• _Activity_
For every entry below, retype it exactly as it reads.

-*-

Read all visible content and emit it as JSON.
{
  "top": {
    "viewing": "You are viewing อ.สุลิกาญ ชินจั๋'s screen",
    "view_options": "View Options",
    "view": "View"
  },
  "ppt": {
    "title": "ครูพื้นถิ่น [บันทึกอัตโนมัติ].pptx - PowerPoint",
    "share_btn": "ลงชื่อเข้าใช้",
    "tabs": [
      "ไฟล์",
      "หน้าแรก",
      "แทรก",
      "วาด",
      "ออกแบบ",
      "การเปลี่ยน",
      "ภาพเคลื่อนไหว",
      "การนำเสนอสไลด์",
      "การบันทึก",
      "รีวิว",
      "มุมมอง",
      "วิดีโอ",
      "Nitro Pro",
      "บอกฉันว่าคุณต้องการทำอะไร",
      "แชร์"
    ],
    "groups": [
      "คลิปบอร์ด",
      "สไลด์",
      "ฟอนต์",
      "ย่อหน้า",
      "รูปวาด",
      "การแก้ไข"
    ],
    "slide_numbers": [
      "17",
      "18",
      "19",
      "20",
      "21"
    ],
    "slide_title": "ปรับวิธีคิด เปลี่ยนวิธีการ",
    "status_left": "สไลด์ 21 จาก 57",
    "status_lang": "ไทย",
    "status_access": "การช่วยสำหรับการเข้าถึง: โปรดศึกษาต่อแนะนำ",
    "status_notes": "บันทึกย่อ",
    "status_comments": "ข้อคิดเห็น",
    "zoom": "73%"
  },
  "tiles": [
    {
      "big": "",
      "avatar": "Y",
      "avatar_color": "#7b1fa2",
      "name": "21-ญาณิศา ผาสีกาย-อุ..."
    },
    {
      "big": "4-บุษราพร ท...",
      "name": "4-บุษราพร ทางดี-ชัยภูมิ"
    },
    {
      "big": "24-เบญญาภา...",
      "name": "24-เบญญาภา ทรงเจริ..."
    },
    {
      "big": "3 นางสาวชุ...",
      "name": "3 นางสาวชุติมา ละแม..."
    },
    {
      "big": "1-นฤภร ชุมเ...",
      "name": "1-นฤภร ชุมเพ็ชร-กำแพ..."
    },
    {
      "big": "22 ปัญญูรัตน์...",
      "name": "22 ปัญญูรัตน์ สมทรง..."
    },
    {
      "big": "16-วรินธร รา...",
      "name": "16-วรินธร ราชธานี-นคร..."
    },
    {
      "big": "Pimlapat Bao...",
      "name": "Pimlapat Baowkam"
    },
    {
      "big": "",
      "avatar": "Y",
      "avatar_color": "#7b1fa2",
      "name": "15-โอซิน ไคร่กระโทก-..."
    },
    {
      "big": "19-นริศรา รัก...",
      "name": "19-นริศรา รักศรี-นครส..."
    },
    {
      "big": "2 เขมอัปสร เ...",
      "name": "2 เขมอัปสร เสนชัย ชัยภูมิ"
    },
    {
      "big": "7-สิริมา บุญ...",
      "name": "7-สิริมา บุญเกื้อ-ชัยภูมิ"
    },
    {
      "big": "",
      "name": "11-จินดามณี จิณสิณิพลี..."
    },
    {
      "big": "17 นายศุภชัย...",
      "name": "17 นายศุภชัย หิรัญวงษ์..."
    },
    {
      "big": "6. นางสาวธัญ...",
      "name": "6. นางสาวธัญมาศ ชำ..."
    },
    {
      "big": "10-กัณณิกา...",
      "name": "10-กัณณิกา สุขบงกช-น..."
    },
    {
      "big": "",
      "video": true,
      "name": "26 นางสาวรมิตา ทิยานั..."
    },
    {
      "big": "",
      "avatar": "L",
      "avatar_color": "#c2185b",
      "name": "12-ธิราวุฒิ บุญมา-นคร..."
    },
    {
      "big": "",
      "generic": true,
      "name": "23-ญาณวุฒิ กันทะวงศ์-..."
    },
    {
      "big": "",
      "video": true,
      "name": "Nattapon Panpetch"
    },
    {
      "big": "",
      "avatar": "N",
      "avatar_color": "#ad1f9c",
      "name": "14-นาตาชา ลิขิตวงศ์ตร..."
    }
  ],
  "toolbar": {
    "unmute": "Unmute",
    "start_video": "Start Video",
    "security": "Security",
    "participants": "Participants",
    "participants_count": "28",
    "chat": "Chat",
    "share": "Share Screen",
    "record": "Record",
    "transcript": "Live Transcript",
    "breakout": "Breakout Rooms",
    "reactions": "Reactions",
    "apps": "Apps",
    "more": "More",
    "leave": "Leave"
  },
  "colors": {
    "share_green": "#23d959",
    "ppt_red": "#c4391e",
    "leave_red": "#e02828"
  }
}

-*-

• _Task output_
Read all visible content and emit it as JSON.
{
  "top": {
    "viewing": "You are viewing อ.สุลิกาญ ชินจั๋'s screen",
    "view_options": "View Options",
    "view": "View"
  },
  "ppt": {
    "title": "ครูพื้นถิ่น [บันทึกอัตโนมัติ].pptx - PowerPoint",
    "share_btn": "ลงชื่อเข้าใช้",
    "tabs": [
      "ไฟล์",
      "หน้าแรก",
      "แทรก",
      "วาด",
      "ออกแบบ",
      "การเปลี่ยน",
      "ภาพเคลื่อนไหว",
      "การนำเสนอสไลด์",
      "การบันทึก",
      "รีวิว",
      "มุมมอง",
      "วิดีโอ",
      "Nitro Pro",
      "บอกฉันว่าคุณต้องการทำอะไร",
      "แชร์"
    ],
    "groups": [
      "คลิปบอร์ด",
      "สไลด์",
      "ฟอนต์",
      "ย่อหน้า",
      "รูปวาด",
      "การแก้ไข"
    ],
    "slide_numbers": [
      "17",
      "18",
      "19",
      "20",
      "21"
    ],
    "slide_title": "ปรับวิธีคิด เปลี่ยนวิธีการ",
    "status_left": "สไลด์ 21 จาก 57",
    "status_lang": "ไทย",
    "status_access": "การช่วยสำหรับการเข้าถึง: โปรดศึกษาต่อแนะนำ",
    "status_notes": "บันทึกย่อ",
    "status_comments": "ข้อคิดเห็น",
    "zoom": "73%"
  },
  "tiles": [
    {
      "big": "",
      "avatar": "Y",
      "avatar_color": "#7b1fa2",
      "name": "21-ญาณิศา ผาสีกาย-อุ..."
    },
    {
      "big": "4-บุษราพร ท...",
      "name": "4-บุษราพร ทางดี-ชัยภูมิ"
    },
    {
      "big": "24-เบญญาภา...",
      "name": "24-เบญญาภา ทรงเจริ..."
    },
    {
      "big": "3 นางสาวชุ...",
      "name": "3 นางสาวชุติมา ละแม..."
    },
    {
      "big": "1-นฤภร ชุมเ...",
      "name": "1-นฤภร ชุมเพ็ชร-กำแพ..."
    },
    {
      "big": "22 ปัญญูรัตน์...",
      "name": "22 ปัญญูรัตน์ สมทรง..."
    },
    {
      "big": "16-วรินธร รา...",
      "name": "16-วรินธร ราชธานี-นคร..."
    },
    {
      "big": "Pimlapat Bao...",
      "name": "Pimlapat Baowkam"
    },
    {
      "big": "",
      "avatar": "Y",
      "avatar_color": "#7b1fa2",
      "name": "15-โอซิน ไคร่กระโทก-..."
    },
    {
      "big": "19-นริศรา รัก...",
      "name": "19-นริศรา รักศรี-นครส..."
    },
    {
      "big": "2 เขมอัปสร เ...",
      "name": "2 เขมอัปสร เสนชัย ชัยภูมิ"
    },
    {
      "big": "7-สิริมา บุญ...",
      "name": "7-สิริมา บุญเกื้อ-ชัยภูมิ"
    },
    {
      "big": "",
      "name": "11-จินดามณี จิณสิณิพลี..."
    },
    {
      "big": "17 นายศุภชัย...",
      "name": "17 นายศุภชัย หิรัญวงษ์..."
    },
    {
      "big": "6. นางสาวธัญ...",
      "name": "6. นางสาวธัญมาศ ชำ..."
    },
    {
      "big": "10-กัณณิกา...",
      "name": "10-กัณณิกา สุขบงกช-น..."
    },
    {
      "big": "",
      "video": true,
      "name": "26 นางสาวรมิตา ทิยานั..."
    },
    {
      "big": "",
      "avatar": "L",
      "avatar_color": "#c2185b",
      "name": "12-ธิราวุฒิ บุญมา-นคร..."
    },
    {
      "big": "",
      "generic": true,
      "name": "23-ญาณวุฒิ กันทะวงศ์-..."
    },
    {
      "big": "",
      "video": true,
      "name": "Nattapon Panpetch"
    },
    {
      "big": "",
      "avatar": "N",
      "avatar_color": "#ad1f9c",
      "name": "14-นาตาชา ลิขิตวงศ์ตร..."
    }
  ],
  "toolbar": {
    "unmute": "Unmute",
    "start_video": "Start Video",
    "security": "Security",
    "participants": "Participants",
    "participants_count": "28",
    "chat": "Chat",
    "share": "Share Screen",
    "record": "Record",
    "transcript": "Live Transcript",
    "breakout": "Breakout Rooms",
    "reactions": "Reactions",
    "apps": "Apps",
    "more": "More",
    "leave": "Leave"
  },
  "colors": {
    "share_green": "#23d959",
    "ppt_red": "#c4391e",
    "leave_red": "#e02828"
  }
}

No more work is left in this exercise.